**What to produce:**
Only the lines that contain the string "Cockpit" belong in the answer; pull them from the records.

Record extracts section start

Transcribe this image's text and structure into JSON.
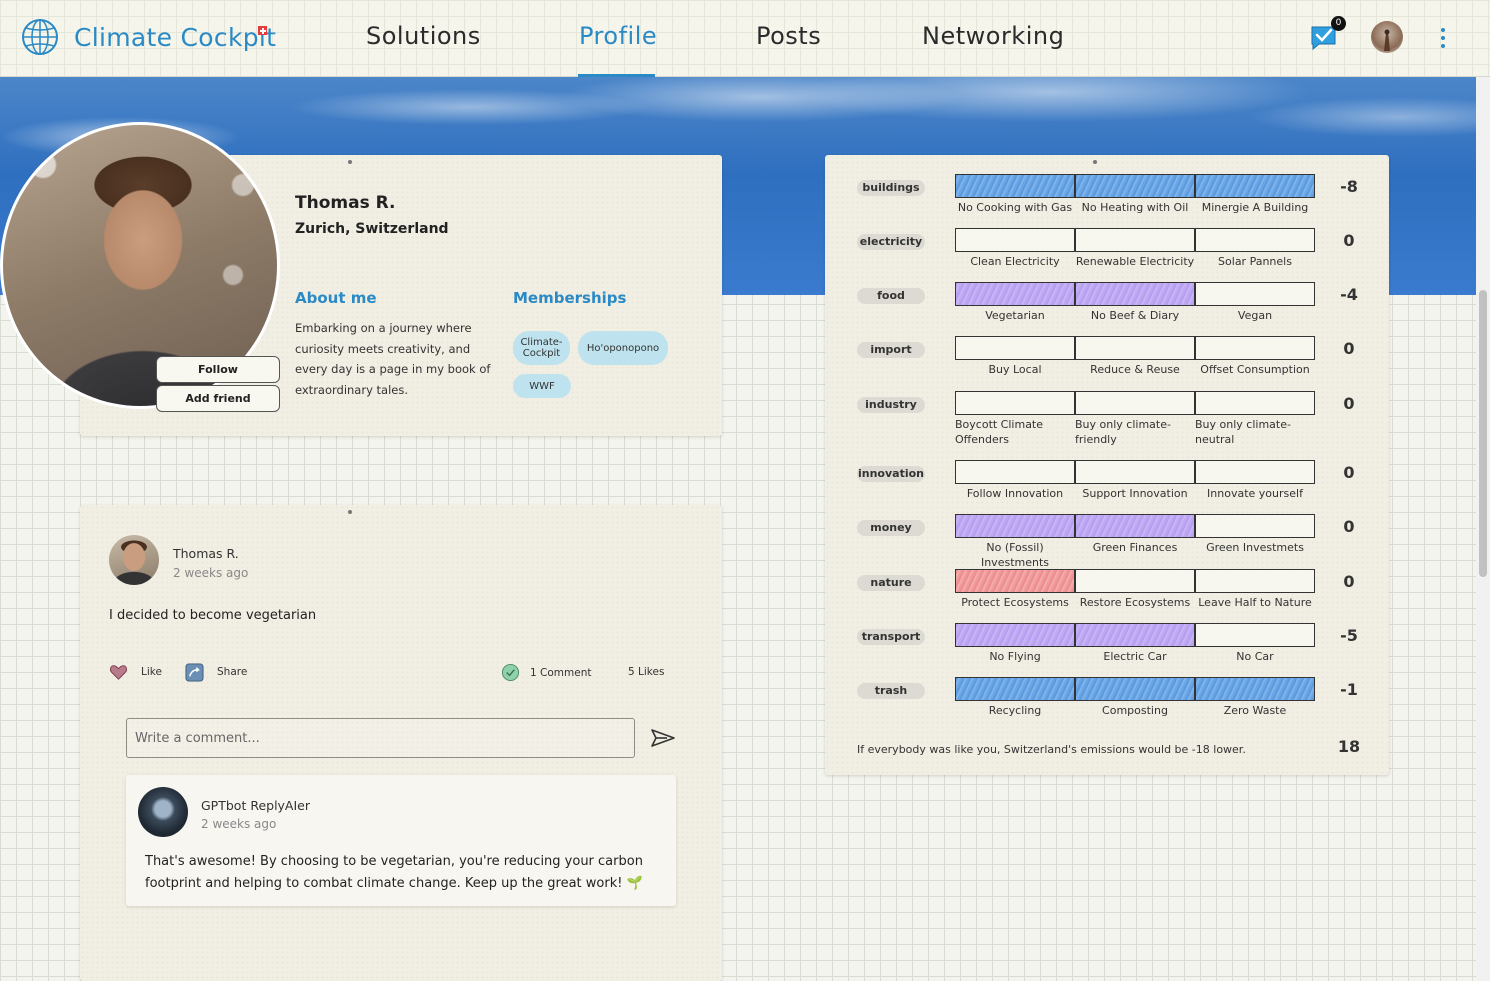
{
  "header": {
    "app_name": "Climate Cockpit",
    "nav": [
      "Solutions",
      "Profile",
      "Posts",
      "Networking"
    ],
    "active_nav": "Profile",
    "notification_count": "0",
    "accent_color": "#2a8ac5"
  },
  "profile": {
    "name": "Thomas R.",
    "location": "Zurich, Switzerland",
    "follow_label": "Follow",
    "add_friend_label": "Add friend",
    "about_title": "About me",
    "about_text": "Embarking on a journey where curiosity meets creativity, and every day is a page in my book of extraordinary tales.",
    "memberships_title": "Memberships",
    "memberships": [
      "Climate-Cockpit",
      "Ho'oponopono",
      "WWF"
    ]
  },
  "post": {
    "author": "Thomas R.",
    "time": "2 weeks ago",
    "text": "I decided to become vegetarian",
    "like_label": "Like",
    "share_label": "Share",
    "comments_label": "1 Comment",
    "likes_label": "5 Likes",
    "comment_placeholder": "Write a comment...",
    "reply": {
      "author": "GPTbot ReplyAIer",
      "time": "2 weeks ago",
      "text": "That's awesome! By choosing to be vegetarian, you're reducing your carbon footprint and helping to combat climate change. Keep up the great work! 🌱"
    }
  },
  "footprint": {
    "rows": [
      {
        "category": "buildings",
        "score": "-8",
        "options": [
          {
            "label": "No Cooking with Gas",
            "color": "blue"
          },
          {
            "label": "No Heating with Oil",
            "color": "blue"
          },
          {
            "label": "Minergie A Building",
            "color": "blue"
          }
        ]
      },
      {
        "category": "electricity",
        "score": "0",
        "options": [
          {
            "label": "Clean Electricity",
            "color": "none"
          },
          {
            "label": "Renewable Electricity",
            "color": "none"
          },
          {
            "label": "Solar Pannels",
            "color": "none"
          }
        ]
      },
      {
        "category": "food",
        "score": "-4",
        "options": [
          {
            "label": "Vegetarian",
            "color": "purple"
          },
          {
            "label": "No Beef & Diary",
            "color": "purple"
          },
          {
            "label": "Vegan",
            "color": "none"
          }
        ]
      },
      {
        "category": "import",
        "score": "0",
        "options": [
          {
            "label": "Buy Local",
            "color": "none"
          },
          {
            "label": "Reduce & Reuse",
            "color": "none"
          },
          {
            "label": "Offset Consumption",
            "color": "none"
          }
        ]
      },
      {
        "category": "industry",
        "score": "0",
        "options": [
          {
            "label": "Boycott Climate Offenders",
            "color": "none"
          },
          {
            "label": "Buy only climate-friendly",
            "color": "none"
          },
          {
            "label": "Buy only climate-neutral",
            "color": "none"
          }
        ]
      },
      {
        "category": "innovation",
        "score": "0",
        "options": [
          {
            "label": "Follow Innovation",
            "color": "none"
          },
          {
            "label": "Support Innovation",
            "color": "none"
          },
          {
            "label": "Innovate yourself",
            "color": "none"
          }
        ]
      },
      {
        "category": "money",
        "score": "0",
        "options": [
          {
            "label": "No (Fossil) Investments",
            "color": "purple"
          },
          {
            "label": "Green Finances",
            "color": "purple"
          },
          {
            "label": "Green Investmets",
            "color": "none"
          }
        ]
      },
      {
        "category": "nature",
        "score": "0",
        "options": [
          {
            "label": "Protect Ecosystems",
            "color": "red"
          },
          {
            "label": "Restore Ecosystems",
            "color": "none"
          },
          {
            "label": "Leave Half to Nature",
            "color": "none"
          }
        ]
      },
      {
        "category": "transport",
        "score": "-5",
        "options": [
          {
            "label": "No Flying",
            "color": "purple"
          },
          {
            "label": "Electric Car",
            "color": "purple"
          },
          {
            "label": "No Car",
            "color": "none"
          }
        ]
      },
      {
        "category": "trash",
        "score": "-1",
        "options": [
          {
            "label": "Recycling",
            "color": "blue"
          },
          {
            "label": "Composting",
            "color": "blue"
          },
          {
            "label": "Zero Waste",
            "color": "blue"
          }
        ]
      }
    ],
    "summary": "If everybody was like you, Switzerland's emissions would be -18 lower.",
    "total": "18"
  }
}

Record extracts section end

**Exercise solution:**
    "app_name": "Climate Cockpit",
      "Climate-Cockpit",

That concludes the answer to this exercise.